Nothing in the records may be changed; reproduce all of them.

============================================================

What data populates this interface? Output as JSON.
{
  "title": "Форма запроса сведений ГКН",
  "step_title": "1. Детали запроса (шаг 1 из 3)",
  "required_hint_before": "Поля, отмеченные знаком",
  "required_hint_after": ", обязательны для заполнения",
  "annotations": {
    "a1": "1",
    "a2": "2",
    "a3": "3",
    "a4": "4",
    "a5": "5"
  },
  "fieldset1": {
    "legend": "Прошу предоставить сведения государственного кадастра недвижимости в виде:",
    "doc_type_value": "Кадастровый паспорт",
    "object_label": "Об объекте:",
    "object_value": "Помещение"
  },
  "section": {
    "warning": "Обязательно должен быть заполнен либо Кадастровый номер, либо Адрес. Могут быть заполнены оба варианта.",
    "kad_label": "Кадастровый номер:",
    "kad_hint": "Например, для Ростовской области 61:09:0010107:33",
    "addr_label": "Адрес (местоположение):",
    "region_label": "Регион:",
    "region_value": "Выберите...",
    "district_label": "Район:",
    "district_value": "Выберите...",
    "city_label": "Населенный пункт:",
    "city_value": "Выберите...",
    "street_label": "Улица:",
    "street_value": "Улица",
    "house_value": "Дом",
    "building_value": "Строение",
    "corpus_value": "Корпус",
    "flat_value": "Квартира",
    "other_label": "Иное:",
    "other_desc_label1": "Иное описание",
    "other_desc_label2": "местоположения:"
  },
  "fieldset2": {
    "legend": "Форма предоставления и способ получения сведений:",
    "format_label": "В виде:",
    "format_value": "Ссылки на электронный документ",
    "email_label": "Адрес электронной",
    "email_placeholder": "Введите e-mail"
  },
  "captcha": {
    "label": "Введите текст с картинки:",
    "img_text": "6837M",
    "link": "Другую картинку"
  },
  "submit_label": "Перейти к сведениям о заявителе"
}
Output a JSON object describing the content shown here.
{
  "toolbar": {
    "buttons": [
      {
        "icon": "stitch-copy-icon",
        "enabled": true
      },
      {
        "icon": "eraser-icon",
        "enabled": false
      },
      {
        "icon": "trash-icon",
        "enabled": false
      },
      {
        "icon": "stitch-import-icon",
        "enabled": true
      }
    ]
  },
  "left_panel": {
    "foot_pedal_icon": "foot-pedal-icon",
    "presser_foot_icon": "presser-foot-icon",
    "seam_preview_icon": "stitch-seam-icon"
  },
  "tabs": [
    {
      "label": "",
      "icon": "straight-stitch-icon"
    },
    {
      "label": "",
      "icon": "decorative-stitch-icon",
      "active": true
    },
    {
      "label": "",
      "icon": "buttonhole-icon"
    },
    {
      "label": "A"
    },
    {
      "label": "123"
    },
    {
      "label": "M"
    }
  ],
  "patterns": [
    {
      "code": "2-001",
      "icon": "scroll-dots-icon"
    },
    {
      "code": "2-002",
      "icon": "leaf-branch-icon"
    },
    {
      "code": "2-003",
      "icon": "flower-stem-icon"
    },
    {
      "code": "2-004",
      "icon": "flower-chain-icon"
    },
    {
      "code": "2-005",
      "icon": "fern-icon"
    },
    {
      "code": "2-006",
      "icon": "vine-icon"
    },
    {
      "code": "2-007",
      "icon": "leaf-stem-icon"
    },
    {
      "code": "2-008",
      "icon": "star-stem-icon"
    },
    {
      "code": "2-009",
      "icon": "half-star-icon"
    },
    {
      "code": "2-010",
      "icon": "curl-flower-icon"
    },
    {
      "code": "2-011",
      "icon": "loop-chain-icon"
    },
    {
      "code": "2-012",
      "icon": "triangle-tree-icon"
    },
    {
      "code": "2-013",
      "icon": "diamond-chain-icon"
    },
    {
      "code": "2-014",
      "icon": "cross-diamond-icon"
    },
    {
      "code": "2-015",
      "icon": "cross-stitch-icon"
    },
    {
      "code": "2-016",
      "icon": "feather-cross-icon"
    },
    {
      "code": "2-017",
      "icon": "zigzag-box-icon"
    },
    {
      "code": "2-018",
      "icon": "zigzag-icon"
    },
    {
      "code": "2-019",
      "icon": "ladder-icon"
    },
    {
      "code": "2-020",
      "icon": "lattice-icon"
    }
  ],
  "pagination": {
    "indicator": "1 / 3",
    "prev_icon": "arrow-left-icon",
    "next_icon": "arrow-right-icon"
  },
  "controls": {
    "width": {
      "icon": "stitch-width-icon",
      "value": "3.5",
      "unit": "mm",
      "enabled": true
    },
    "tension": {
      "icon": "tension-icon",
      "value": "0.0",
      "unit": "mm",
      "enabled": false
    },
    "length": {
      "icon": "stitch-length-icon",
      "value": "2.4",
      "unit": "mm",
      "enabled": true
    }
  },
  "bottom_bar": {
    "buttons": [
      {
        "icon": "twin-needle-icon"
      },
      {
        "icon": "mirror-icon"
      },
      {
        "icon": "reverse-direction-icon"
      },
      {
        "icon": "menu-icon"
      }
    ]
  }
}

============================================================

### Task solution
What data populates this interface? Output as JSON.
{
  "title": "Форма запроса сведений ГКН",
  "step_title": "1. Детали запроса (шаг 1 из 3)",
  "required_hint_before": "Поля, отмеченные знаком",
  "required_hint_after": ", обязательны для заполнения",
  "annotations": {
    "a1": "1",
    "a2": "2",
    "a3": "3",
    "a4": "4",
    "a5": "5"
  },
  "fieldset1": {
    "legend": "Прошу предоставить сведения государственного кадастра недвижимости в виде:",
    "doc_type_value": "Кадастровый паспорт",
    "object_label": "Об объекте:",
    "object_value": "Помещение"
  },
  "section": {
    "warning": "Обязательно должен быть заполнен либо Кадастровый номер, либо Адрес. Могут быть заполнены оба варианта.",
    "kad_label": "Кадастровый номер:",
    "kad_hint": "Например, для Ростовской области 61:09:0010107:33",
    "addr_label": "Адрес (местоположение):",
    "region_label": "Регион:",
    "region_value": "Выберите...",
    "district_label": "Район:",
    "district_value": "Выберите...",
    "city_label": "Населенный пункт:",
    "city_value": "Выберите...",
    "street_label": "Улица:",
    "street_value": "Улица",
    "house_value": "Дом",
    "building_value": "Строение",
    "corpus_value": "Корпус",
    "flat_value": "Квартира",
    "other_label": "Иное:",
    "other_desc_label1": "Иное описание",
    "other_desc_label2": "местоположения:"
  },
  "fieldset2": {
    "legend": "Форма предоставления и способ получения сведений:",
    "format_label": "В виде:",
    "format_value": "Ссылки на электронный документ",
    "email_label": "Адрес электронной",
    "email_placeholder": "Введите e-mail"
  },
  "captcha": {
    "label": "Введите текст с картинки:",
    "img_text": "6837M",
    "link": "Другую картинку"
  },
  "submit_label": "Перейти к сведениям о заявителе"
}
Output a JSON object describing the content shown here.
{
  "toolbar": {
    "buttons": [
      {
        "icon": "stitch-copy-icon",
        "enabled": true
      },
      {
        "icon": "eraser-icon",
        "enabled": false
      },
      {
        "icon": "trash-icon",
        "enabled": false
      },
      {
        "icon": "stitch-import-icon",
        "enabled": true
      }
    ]
  },
  "left_panel": {
    "foot_pedal_icon": "foot-pedal-icon",
    "presser_foot_icon": "presser-foot-icon",
    "seam_preview_icon": "stitch-seam-icon"
  },
  "tabs": [
    {
      "label": "",
      "icon": "straight-stitch-icon"
    },
    {
      "label": "",
      "icon": "decorative-stitch-icon",
      "active": true
    },
    {
      "label": "",
      "icon": "buttonhole-icon"
    },
    {
      "label": "A"
    },
    {
      "label": "123"
    },
    {
      "label": "M"
    }
  ],
  "patterns": [
    {
      "code": "2-001",
      "icon": "scroll-dots-icon"
    },
    {
      "code": "2-002",
      "icon": "leaf-branch-icon"
    },
    {
      "code": "2-003",
      "icon": "flower-stem-icon"
    },
    {
      "code": "2-004",
      "icon": "flower-chain-icon"
    },
    {
      "code": "2-005",
      "icon": "fern-icon"
    },
    {
      "code": "2-006",
      "icon": "vine-icon"
    },
    {
      "code": "2-007",
      "icon": "leaf-stem-icon"
    },
    {
      "code": "2-008",
      "icon": "star-stem-icon"
    },
    {
      "code": "2-009",
      "icon": "half-star-icon"
    },
    {
      "code": "2-010",
      "icon": "curl-flower-icon"
    },
    {
      "code": "2-011",
      "icon": "loop-chain-icon"
    },
    {
      "code": "2-012",
      "icon": "triangle-tree-icon"
    },
    {
      "code": "2-013",
      "icon": "diamond-chain-icon"
    },
    {
      "code": "2-014",
      "icon": "cross-diamond-icon"
    },
    {
      "code": "2-015",
      "icon": "cross-stitch-icon"
    },
    {
      "code": "2-016",
      "icon": "feather-cross-icon"
    },
    {
      "code": "2-017",
      "icon": "zigzag-box-icon"
    },
    {
      "code": "2-018",
      "icon": "zigzag-icon"
    },
    {
      "code": "2-019",
      "icon": "ladder-icon"
    },
    {
      "code": "2-020",
      "icon": "lattice-icon"
    }
  ],
  "pagination": {
    "indicator": "1 / 3",
    "prev_icon": "arrow-left-icon",
    "next_icon": "arrow-right-icon"
  },
  "controls": {
    "width": {
      "icon": "stitch-width-icon",
      "value": "3.5",
      "unit": "mm",
      "enabled": true
    },
    "tension": {
      "icon": "tension-icon",
      "value": "0.0",
      "unit": "mm",
      "enabled": false
    },
    "length": {
      "icon": "stitch-length-icon",
      "value": "2.4",
      "unit": "mm",
      "enabled": true
    }
  },
  "bottom_bar": {
    "buttons": [
      {
        "icon": "twin-needle-icon"
      },
      {
        "icon": "mirror-icon"
      },
      {
        "icon": "reverse-direction-icon"
      },
      {
        "icon": "menu-icon"
      }
    ]
  }
}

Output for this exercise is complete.